What the task requires
Please copy out every line of the data word for word.

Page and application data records
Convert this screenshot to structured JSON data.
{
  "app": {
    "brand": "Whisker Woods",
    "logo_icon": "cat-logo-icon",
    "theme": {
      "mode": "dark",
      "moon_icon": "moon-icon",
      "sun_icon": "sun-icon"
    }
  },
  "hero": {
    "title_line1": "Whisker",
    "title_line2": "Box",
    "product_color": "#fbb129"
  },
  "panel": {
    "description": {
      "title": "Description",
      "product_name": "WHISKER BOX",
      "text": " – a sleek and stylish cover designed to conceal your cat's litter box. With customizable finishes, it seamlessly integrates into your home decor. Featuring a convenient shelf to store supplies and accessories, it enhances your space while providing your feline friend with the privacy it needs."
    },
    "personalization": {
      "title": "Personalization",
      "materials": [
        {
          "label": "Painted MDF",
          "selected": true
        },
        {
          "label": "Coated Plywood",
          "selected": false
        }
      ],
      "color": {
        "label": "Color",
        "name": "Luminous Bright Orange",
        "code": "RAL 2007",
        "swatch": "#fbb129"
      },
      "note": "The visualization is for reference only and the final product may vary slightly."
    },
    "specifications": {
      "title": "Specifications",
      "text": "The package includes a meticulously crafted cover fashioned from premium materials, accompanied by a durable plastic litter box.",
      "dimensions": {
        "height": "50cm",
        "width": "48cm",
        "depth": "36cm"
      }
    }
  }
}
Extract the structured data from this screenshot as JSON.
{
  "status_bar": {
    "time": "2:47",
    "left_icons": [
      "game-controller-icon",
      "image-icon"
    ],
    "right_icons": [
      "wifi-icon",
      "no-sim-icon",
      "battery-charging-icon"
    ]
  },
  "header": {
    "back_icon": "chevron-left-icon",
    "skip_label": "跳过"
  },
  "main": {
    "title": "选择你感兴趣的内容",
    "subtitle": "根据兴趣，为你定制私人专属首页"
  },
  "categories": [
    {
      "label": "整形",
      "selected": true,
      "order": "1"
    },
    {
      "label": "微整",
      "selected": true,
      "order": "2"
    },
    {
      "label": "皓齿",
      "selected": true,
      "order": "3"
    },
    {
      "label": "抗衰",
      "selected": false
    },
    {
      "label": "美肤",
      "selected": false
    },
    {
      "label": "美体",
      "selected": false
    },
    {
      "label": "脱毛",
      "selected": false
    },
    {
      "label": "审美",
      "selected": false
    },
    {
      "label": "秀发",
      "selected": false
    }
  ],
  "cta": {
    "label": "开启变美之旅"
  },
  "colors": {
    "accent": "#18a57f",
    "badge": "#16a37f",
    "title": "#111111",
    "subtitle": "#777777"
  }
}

Solution to the exercise
Convert this screenshot to structured JSON data.
{
  "app": {
    "brand": "Whisker Woods",
    "logo_icon": "cat-logo-icon",
    "theme": {
      "mode": "dark",
      "moon_icon": "moon-icon",
      "sun_icon": "sun-icon"
    }
  },
  "hero": {
    "title_line1": "Whisker",
    "title_line2": "Box",
    "product_color": "#fbb129"
  },
  "panel": {
    "description": {
      "title": "Description",
      "product_name": "WHISKER BOX",
      "text": " – a sleek and stylish cover designed to conceal your cat's litter box. With customizable finishes, it seamlessly integrates into your home decor. Featuring a convenient shelf to store supplies and accessories, it enhances your space while providing your feline friend with the privacy it needs."
    },
    "personalization": {
      "title": "Personalization",
      "materials": [
        {
          "label": "Painted MDF",
          "selected": true
        },
        {
          "label": "Coated Plywood",
          "selected": false
        }
      ],
      "color": {
        "label": "Color",
        "name": "Luminous Bright Orange",
        "code": "RAL 2007",
        "swatch": "#fbb129"
      },
      "note": "The visualization is for reference only and the final product may vary slightly."
    },
    "specifications": {
      "title": "Specifications",
      "text": "The package includes a meticulously crafted cover fashioned from premium materials, accompanied by a durable plastic litter box.",
      "dimensions": {
        "height": "50cm",
        "width": "48cm",
        "depth": "36cm"
      }
    }
  }
}
Extract the structured data from this screenshot as JSON.
{
  "status_bar": {
    "time": "2:47",
    "left_icons": [
      "game-controller-icon",
      "image-icon"
    ],
    "right_icons": [
      "wifi-icon",
      "no-sim-icon",
      "battery-charging-icon"
    ]
  },
  "header": {
    "back_icon": "chevron-left-icon",
    "skip_label": "跳过"
  },
  "main": {
    "title": "选择你感兴趣的内容",
    "subtitle": "根据兴趣，为你定制私人专属首页"
  },
  "categories": [
    {
      "label": "整形",
      "selected": true,
      "order": "1"
    },
    {
      "label": "微整",
      "selected": true,
      "order": "2"
    },
    {
      "label": "皓齿",
      "selected": true,
      "order": "3"
    },
    {
      "label": "抗衰",
      "selected": false
    },
    {
      "label": "美肤",
      "selected": false
    },
    {
      "label": "美体",
      "selected": false
    },
    {
      "label": "脱毛",
      "selected": false
    },
    {
      "label": "审美",
      "selected": false
    },
    {
      "label": "秀发",
      "selected": false
    }
  ],
  "cta": {
    "label": "开启变美之旅"
  },
  "colors": {
    "accent": "#18a57f",
    "badge": "#16a37f",
    "title": "#111111",
    "subtitle": "#777777"
  }
}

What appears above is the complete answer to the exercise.